Fox provided a list of some of the highlights of its film and TV libraries, the implication being titles such as Die Hard, Alien, Moulin Rouge, The Sound of Music, All About Eve, The Simpsons, 24, X-Files and Lost in Space will becoming to BD in due course, though Fox did not say so explicitly.
Nor did it say when they will appear, noting only that titles will be available when "Blu-ray hardware launches in North America, Japan, and Europe". At this stage, it's not clear when that will be.
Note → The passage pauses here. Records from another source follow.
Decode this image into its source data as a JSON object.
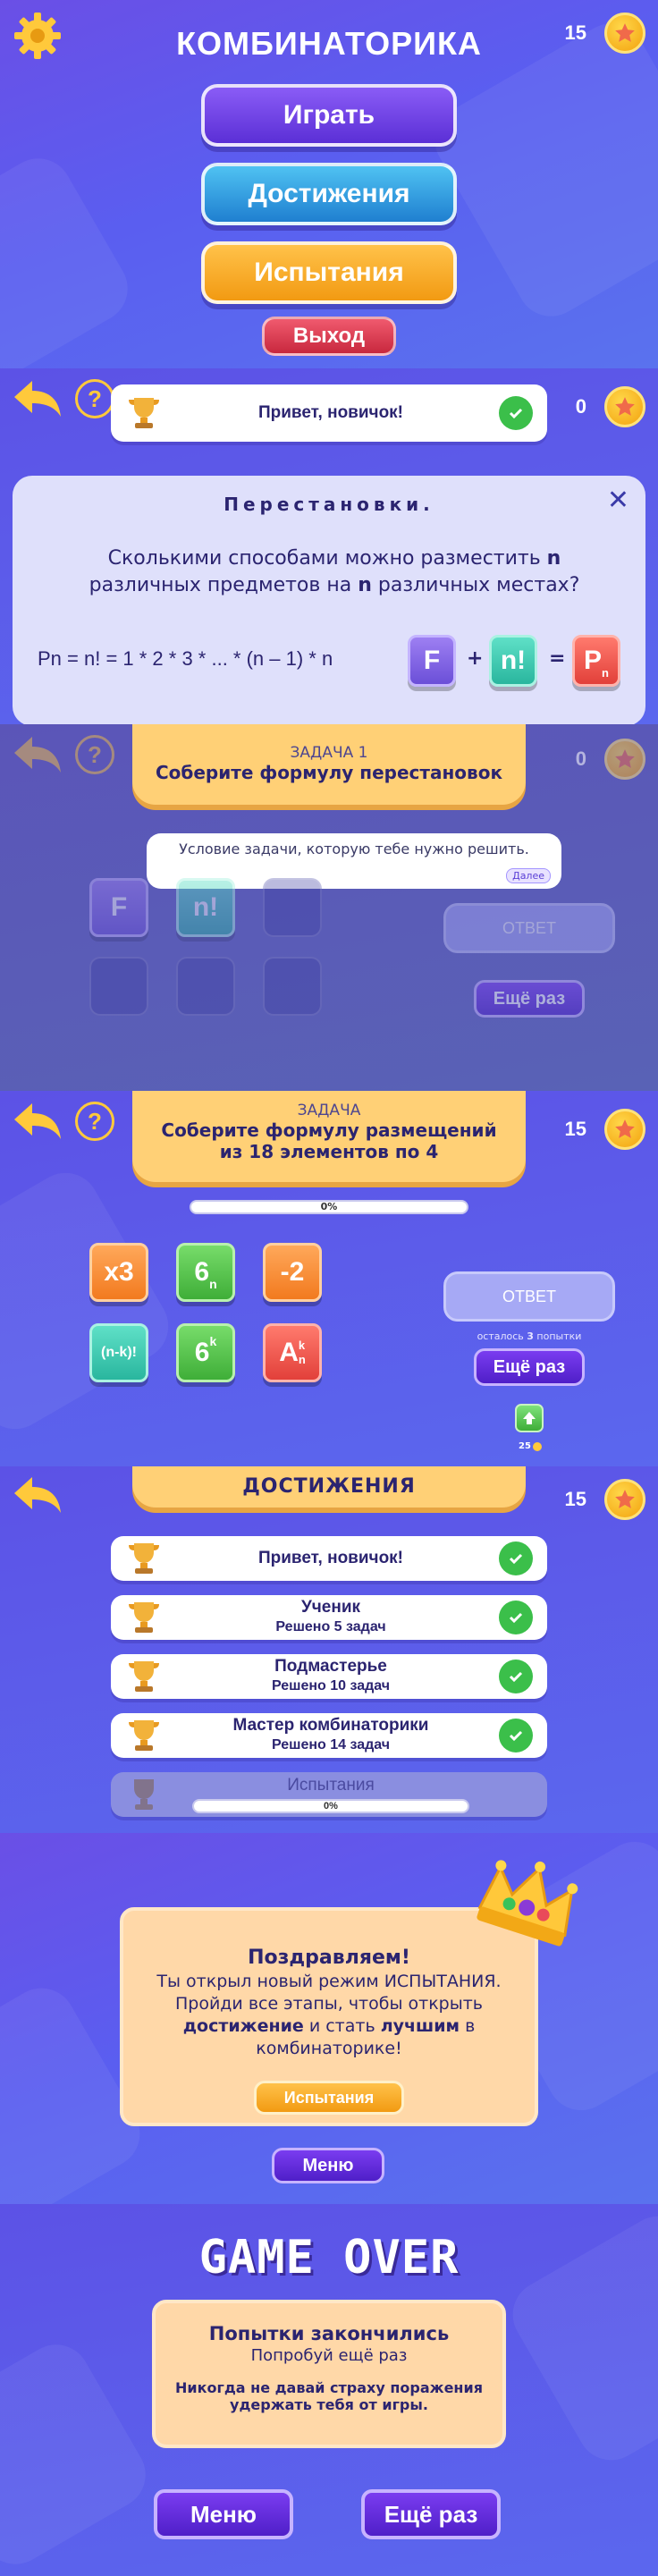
{
  "colors": {
    "accent": "#ffc93b",
    "primary": "#5b2fd6",
    "success": "#3bbf4a",
    "card": "#ffd8a8"
  },
  "main_menu": {
    "title": "КОМБИНАТОРИКА",
    "coins": "15",
    "play": "Играть",
    "achievements": "Достижения",
    "challenges": "Испытания",
    "exit": "Выход"
  },
  "intro": {
    "coins": "0",
    "toast": "Привет, новичок!",
    "card_title": "Перестановки.",
    "question_a": "Сколькими способами можно разместить ",
    "question_n1": "n",
    "question_b": " различных предметов на ",
    "question_n2": "n",
    "question_c": " различных местах?",
    "formula": "Pn = n! = 1 * 2 * 3 * ... * (n – 1) * n",
    "tiles": {
      "f": "F",
      "plus": "+",
      "nfact": "n!",
      "eq": "=",
      "p": "P",
      "p_sub": "n"
    }
  },
  "tutorial": {
    "coins": "0",
    "task_label": "ЗАДАЧА 1",
    "task_text": "Соберите формулу перестановок",
    "tooltip": "Условие задачи, которую тебе нужно решить.",
    "more": "Далее",
    "tiles": [
      "F",
      "n!"
    ],
    "answer": "ОТВЕТ",
    "again": "Ещё раз"
  },
  "game": {
    "coins": "15",
    "task_label": "ЗАДАЧА",
    "task_text_1": "Соберите формулу размещений",
    "task_text_2": "из 18 элементов по 4",
    "progress": "0%",
    "tiles": [
      {
        "main": "x3",
        "sup": "",
        "sub": ""
      },
      {
        "main": "6",
        "sup": "",
        "sub": "n"
      },
      {
        "main": "-2",
        "sup": "",
        "sub": ""
      },
      {
        "main": "(n-k)!",
        "sup": "",
        "sub": ""
      },
      {
        "main": "6",
        "sup": "k",
        "sub": ""
      },
      {
        "main": "A",
        "sup": "k",
        "sub": "n"
      }
    ],
    "answer": "ОТВЕТ",
    "attempts_a": "осталось ",
    "attempts_n": "3",
    "attempts_b": " попытки",
    "again": "Ещё раз",
    "hint_cost": "25"
  },
  "achievements": {
    "coins": "15",
    "title": "ДОСТИЖЕНИЯ",
    "items": [
      {
        "title": "Привет, новичок!",
        "sub": ""
      },
      {
        "title": "Ученик",
        "sub": "Решено 5 задач"
      },
      {
        "title": "Подмастерье",
        "sub": "Решено 10 задач"
      },
      {
        "title": "Мастер комбинаторики",
        "sub": "Решено 14 задач"
      }
    ],
    "locked_title": "Испытания",
    "locked_progress": "0%"
  },
  "congrats": {
    "title": "Поздравляем!",
    "line1": "Ты открыл новый режим ИСПЫТАНИЯ.",
    "line2": "Пройди все этапы, чтобы открыть",
    "line3_b1": "достижение",
    "line3_mid": " и стать ",
    "line3_b2": "лучшим",
    "line3_end": " в",
    "line4": "комбинаторике!",
    "button": "Испытания",
    "menu": "Меню"
  },
  "gameover": {
    "title": "GAME OVER",
    "line1": "Попытки закончились",
    "line2": "Попробуй ещё раз",
    "line3": "Никогда не давай страху поражения",
    "line4": "удержать тебя от игры.",
    "menu": "Меню",
    "again": "Ещё раз"
  }
}
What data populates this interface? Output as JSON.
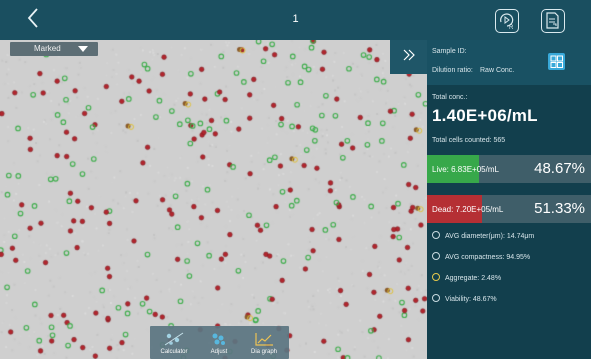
{
  "topbar": {
    "back_icon": "chevron-left-icon",
    "page_number": "1",
    "replay_icon": "replay-r-icon",
    "export_icon": "export-document-icon"
  },
  "image": {
    "dropdown_value": "Marked",
    "colors": {
      "live": "#3fae4c",
      "dead": "#b3262e",
      "background": "#cfcfcf"
    }
  },
  "tools": [
    {
      "label": "Calculator",
      "icon": "calculator-icon"
    },
    {
      "label": "Adjust",
      "icon": "adjust-icon"
    },
    {
      "label": "Dia graph",
      "icon": "diagram-graph-icon"
    }
  ],
  "panel": {
    "sample_id": "Sample ID:",
    "dilution_label": "Dilution ratio:",
    "dilution_value": "Raw Conc.",
    "total_conc_label": "Total conc.:",
    "total_conc_value": "1.40E+06/mL",
    "cells_counted": "Total cells counted: 565",
    "live": {
      "text": "Live:  6.83E+05/mL",
      "percent": "48.67%",
      "fraction": 0.4867,
      "color": "#37a84a"
    },
    "dead": {
      "text": "Dead:  7.20E+05/mL",
      "percent": "51.33%",
      "fraction": 0.5133,
      "color": "#b52f34"
    },
    "stats": [
      {
        "label": "AVG diameter(μm):",
        "value": "14.74μm",
        "icon": "diameter-icon"
      },
      {
        "label": "AVG compactness:",
        "value": "94.95%",
        "icon": "compactness-icon"
      },
      {
        "label": "Aggregate:",
        "value": "2.48%",
        "icon": "aggregate-icon"
      },
      {
        "label": "Viability:",
        "value": "48.67%",
        "icon": "viability-icon"
      }
    ]
  }
}
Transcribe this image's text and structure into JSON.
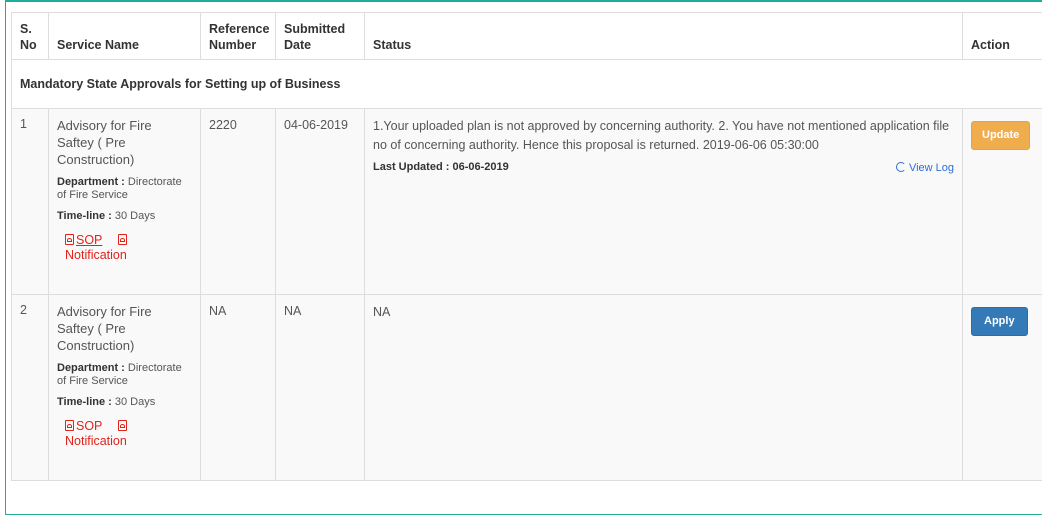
{
  "table": {
    "headers": {
      "sno": "S. No",
      "service": "Service Name",
      "reference": "Reference Number",
      "submitted": "Submitted Date",
      "status": "Status",
      "action": "Action"
    },
    "group_title": "Mandatory State Approvals for Setting up of Business",
    "rows": [
      {
        "sno": "1",
        "service_name": "Advisory for Fire Saftey ( Pre Construction)",
        "department_label": "Department :",
        "department": "Directorate of Fire Service",
        "timeline_label": "Time-line :",
        "timeline": "30 Days",
        "sop_label": "SOP",
        "notification_label": "Notification",
        "reference": "2220",
        "submitted": "04-06-2019",
        "status": "1.Your uploaded plan is not approved by concerning authority. 2. You have not mentioned application file no of concerning authority. Hence this proposal is returned. 2019-06-06 05:30:00",
        "last_updated_label": "Last Updated :",
        "last_updated": "06-06-2019",
        "view_log_label": "View Log",
        "action_label": "Update"
      },
      {
        "sno": "2",
        "service_name": "Advisory for Fire Saftey ( Pre Construction)",
        "department_label": "Department :",
        "department": "Directorate of Fire Service",
        "timeline_label": "Time-line :",
        "timeline": "30 Days",
        "sop_label": "SOP",
        "notification_label": "Notification",
        "reference": "NA",
        "submitted": "NA",
        "status": "NA",
        "action_label": "Apply"
      }
    ]
  },
  "colors": {
    "accent": "#1fae9b",
    "link_red": "#e2231a",
    "link_blue": "#2a6fd3",
    "update_button": "#f0ad4e",
    "apply_button": "#337ab7"
  }
}
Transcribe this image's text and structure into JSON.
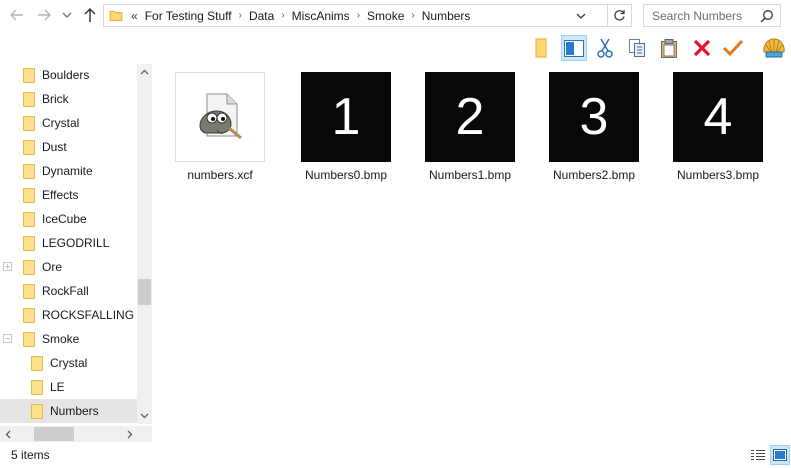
{
  "address": {
    "overflow_glyph": "«",
    "crumbs": [
      "For Testing Stuff",
      "Data",
      "MiscAnims",
      "Smoke",
      "Numbers"
    ],
    "folder_icon": "folder-icon"
  },
  "search": {
    "placeholder": "Search Numbers"
  },
  "toolbar": {
    "icons": [
      "folder-icon",
      "preview-pane-icon",
      "cut-icon",
      "copy-icon",
      "paste-icon",
      "delete-icon",
      "checkmark-icon",
      "shell-icon"
    ],
    "accent": "#0078d7",
    "delete_color": "#e81123",
    "check_color": "#e8761a"
  },
  "nav": {
    "items": [
      {
        "label": "Boulders",
        "indent": 0
      },
      {
        "label": "Brick",
        "indent": 0
      },
      {
        "label": "Crystal",
        "indent": 0
      },
      {
        "label": "Dust",
        "indent": 0
      },
      {
        "label": "Dynamite",
        "indent": 0
      },
      {
        "label": "Effects",
        "indent": 0
      },
      {
        "label": "IceCube",
        "indent": 0
      },
      {
        "label": "LEGODRILL",
        "indent": 0
      },
      {
        "label": "Ore",
        "indent": 0,
        "expandable": true
      },
      {
        "label": "RockFall",
        "indent": 0
      },
      {
        "label": "ROCKSFALLING",
        "indent": 0
      },
      {
        "label": "Smoke",
        "indent": 0,
        "expanded": true
      },
      {
        "label": "Crystal",
        "indent": 1
      },
      {
        "label": "LE",
        "indent": 1
      },
      {
        "label": "Numbers",
        "indent": 1,
        "selected": true
      }
    ]
  },
  "files": [
    {
      "name": "numbers.xcf",
      "thumb": "gimp-icon"
    },
    {
      "name": "Numbers0.bmp",
      "digit": "1"
    },
    {
      "name": "Numbers1.bmp",
      "digit": "2"
    },
    {
      "name": "Numbers2.bmp",
      "digit": "3"
    },
    {
      "name": "Numbers3.bmp",
      "digit": "4"
    }
  ],
  "status": {
    "count": "5 items"
  }
}
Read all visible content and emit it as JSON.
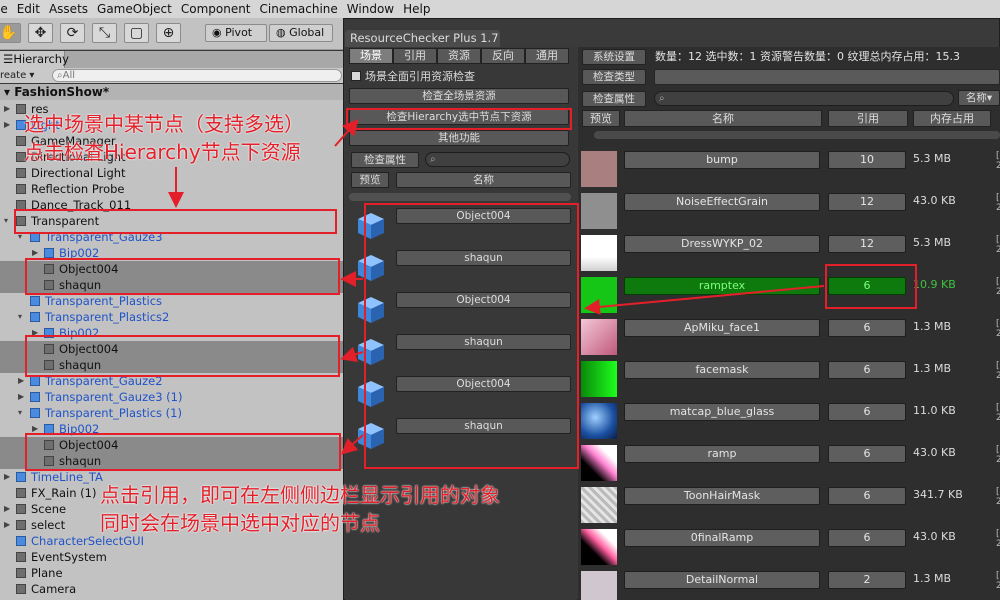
{
  "menu": [
    "le",
    "Edit",
    "Assets",
    "GameObject",
    "Component",
    "Cinemachine",
    "Window",
    "Help"
  ],
  "toolbar": {
    "pivot_label": "Pivot",
    "global_label": "Global"
  },
  "hierarchy": {
    "tab_label": "Hierarchy",
    "create_label": "reate",
    "search_placeholder": "All",
    "scene_name": "FashionShow*",
    "rows": [
      {
        "label": "res"
      },
      {
        "label": "Light"
      },
      {
        "label": "GameManager"
      },
      {
        "label": "Directional Light"
      },
      {
        "label": "Directional Light"
      },
      {
        "label": "Reflection Probe"
      },
      {
        "label": "Dance_Track_011"
      },
      {
        "label": "Transparent"
      },
      {
        "label": "Transparent_Gauze3"
      },
      {
        "label": "Bip002"
      },
      {
        "label": "Object004"
      },
      {
        "label": "shaqun"
      },
      {
        "label": "Transparent_Plastics"
      },
      {
        "label": "Transparent_Plastics2"
      },
      {
        "label": "Bip002"
      },
      {
        "label": "Object004"
      },
      {
        "label": "shaqun"
      },
      {
        "label": "Transparent_Gauze2"
      },
      {
        "label": "Transparent_Gauze3 (1)"
      },
      {
        "label": "Transparent_Plastics (1)"
      },
      {
        "label": "Bip002"
      },
      {
        "label": "Object004"
      },
      {
        "label": "shaqun"
      },
      {
        "label": "TimeLine_TA"
      },
      {
        "label": "FX_Rain (1)"
      },
      {
        "label": "Scene"
      },
      {
        "label": "select"
      },
      {
        "label": "CharacterSelectGUI"
      },
      {
        "label": "EventSystem"
      },
      {
        "label": "Plane"
      },
      {
        "label": "Camera"
      }
    ]
  },
  "checker": {
    "title": "ResourceChecker Plus 1.7",
    "tabs": [
      "场景",
      "引用",
      "资源",
      "反向",
      "通用"
    ],
    "toggle_label": "场景全面引用资源检查",
    "btn_check_all": "检查全场景资源",
    "btn_check_hierarchy": "检查Hierarchy选中节点下资源",
    "btn_other": "其他功能",
    "btn_check_prop": "检查属性",
    "btn_preview": "预览",
    "col_name": "名称",
    "left_items": [
      "Object004",
      "shaqun",
      "Object004",
      "shaqun",
      "Object004",
      "shaqun"
    ]
  },
  "status": {
    "settings_btn": "系统设置",
    "text": "数量：12  选中数：1  资源警告数量：0  纹理总内存占用：15.3"
  },
  "right": {
    "check_type_label": "检查类型",
    "check_prop_label": "检查属性",
    "search_dropdown": "名称",
    "headers": {
      "preview": "预览",
      "name": "名称",
      "ref": "引用",
      "mem": "内存占用"
    },
    "rows": [
      {
        "name": "bump",
        "count": "10",
        "size": "5.3 MB"
      },
      {
        "name": "NoiseEffectGrain",
        "count": "12",
        "size": "43.0 KB"
      },
      {
        "name": "DressWYKP_02",
        "count": "12",
        "size": "5.3 MB"
      },
      {
        "name": "ramptex",
        "count": "6",
        "size": "10.9 KB"
      },
      {
        "name": "ApMiku_face1",
        "count": "6",
        "size": "1.3 MB"
      },
      {
        "name": "facemask",
        "count": "6",
        "size": "1.3 MB"
      },
      {
        "name": "matcap_blue_glass",
        "count": "6",
        "size": "11.0 KB"
      },
      {
        "name": "ramp",
        "count": "6",
        "size": "43.0 KB"
      },
      {
        "name": "ToonHairMask",
        "count": "6",
        "size": "341.7 KB"
      },
      {
        "name": "0finalRamp",
        "count": "6",
        "size": "43.0 KB"
      },
      {
        "name": "DetailNormal",
        "count": "2",
        "size": "1.3 MB"
      }
    ]
  },
  "annotations": {
    "top_line1": "选中场景中某节点（支持多选）",
    "top_line2": "点击检查Hierarchy节点下资源",
    "bottom_line1": "点击引用，即可在左侧侧边栏显示引用的对象",
    "bottom_line2": "同时会在场景中选中对应的节点"
  },
  "colors": {
    "annotation": "#e3202a",
    "highlight_green": "#0e7a0e",
    "link_blue": "#1f53c8"
  }
}
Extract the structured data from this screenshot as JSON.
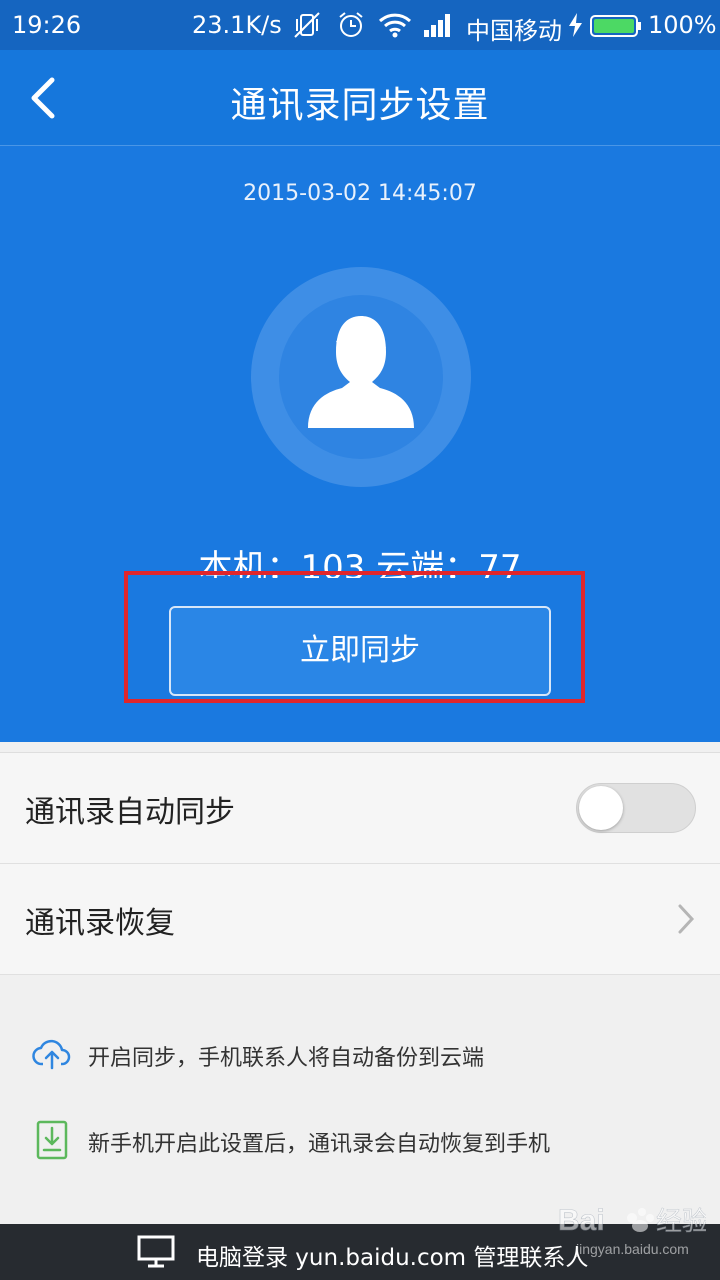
{
  "status_bar": {
    "time": "19:26",
    "net_speed": "23.1K/s",
    "carrier": "中国移动",
    "battery": "100%"
  },
  "header": {
    "title": "通讯录同步设置",
    "sync_time": "2015-03-02  14:45:07",
    "counts": "本机：103  云端：77",
    "sync_button": "立即同步"
  },
  "settings": {
    "auto_sync_label": "通讯录自动同步",
    "auto_sync_enabled": false,
    "restore_label": "通讯录恢复"
  },
  "tips": [
    {
      "icon": "cloud-upload-icon",
      "text": "开启同步，手机联系人将自动备份到云端"
    },
    {
      "icon": "download-phone-icon",
      "text": "新手机开启此设置后，通讯录会自动恢复到手机"
    }
  ],
  "bottom_bar": {
    "text": "电脑登录 yun.baidu.com 管理联系人"
  },
  "watermark": {
    "brand": "Baidu经验",
    "url": "jingyan.baidu.com"
  },
  "colors": {
    "header_blue": "#1a79e0",
    "highlight_red": "#e0262c",
    "tip_icon_blue": "#2f86e0",
    "tip_icon_green": "#5cb85c"
  }
}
Here's the contentious - for the HD DVD camp, at least - part: "Fox's commitment to publish on Blu-ray is a direct result of the organisation's recent adoption of copyright protection measures, including renewable security, that address the needs and concerns of the studio and the entire Hollywood community."
And: "Blu-ray also features the most advanced copy protection."
Rubbish, say HD DVD supporters. "The content protection system of HD DVD provides an equivalent level of security as the system advocated by Fox for Blu-ray," an HD DVD Promotion Group spokeswoman told The Register.
Unable to resist the opportunity to spread a little fear, uncertainty and doubt - an activity neither camp is averse to engaging in - she added: "We also believe the Blu-ray disc format and proposed copy protection system may result in playability and reliability issues for the consumer."
However, Fox maintains that BD offers the "most advanced... backward compatibility with the current DVD format - meaning Blu-ray players will play existing DVDs".
HD DVD is, at least, a standard, unlike BD. Sony, Fox, Apple, Dell, HP, Electronic Arts and plenty of other hope BD will become a de facto standard, much as DVD±RW has, but HD DVD, although arguably the lesser of the two new formats, is the brand successor to DVD, having won the backing of the DVD Forum.
Talks held in the Spring of this year to discuss combining the two formats unsurprisingly collapsed, with neither side willing to cede their choice of physical disc structure to the other. That leaves the two formats going head to head for consumer support. Both have significant numbers of major content providers on their side. HD DVD hardware and titles are likely to appear late this year, but the real battle won't be fought until 2006 - and that's when Sony will ship its BD stealth bomber, the PlayStation 3. ®
Toshiba invests in holographic disc firm
Sharp develops 100GB optical disc
TDK touts 100GB recordable Blu-ray Disc
Sony details PlayStation 3
Toshiba unveils 45GB HD DVD
Toshiba slams Blu-ray/ HD DVD convergence claims
Sony to add Blu-ray and DSD to Vaio
Apple backs Blu-ray
Studios announce HD DVD movie release lists
Game firms back Blu-ray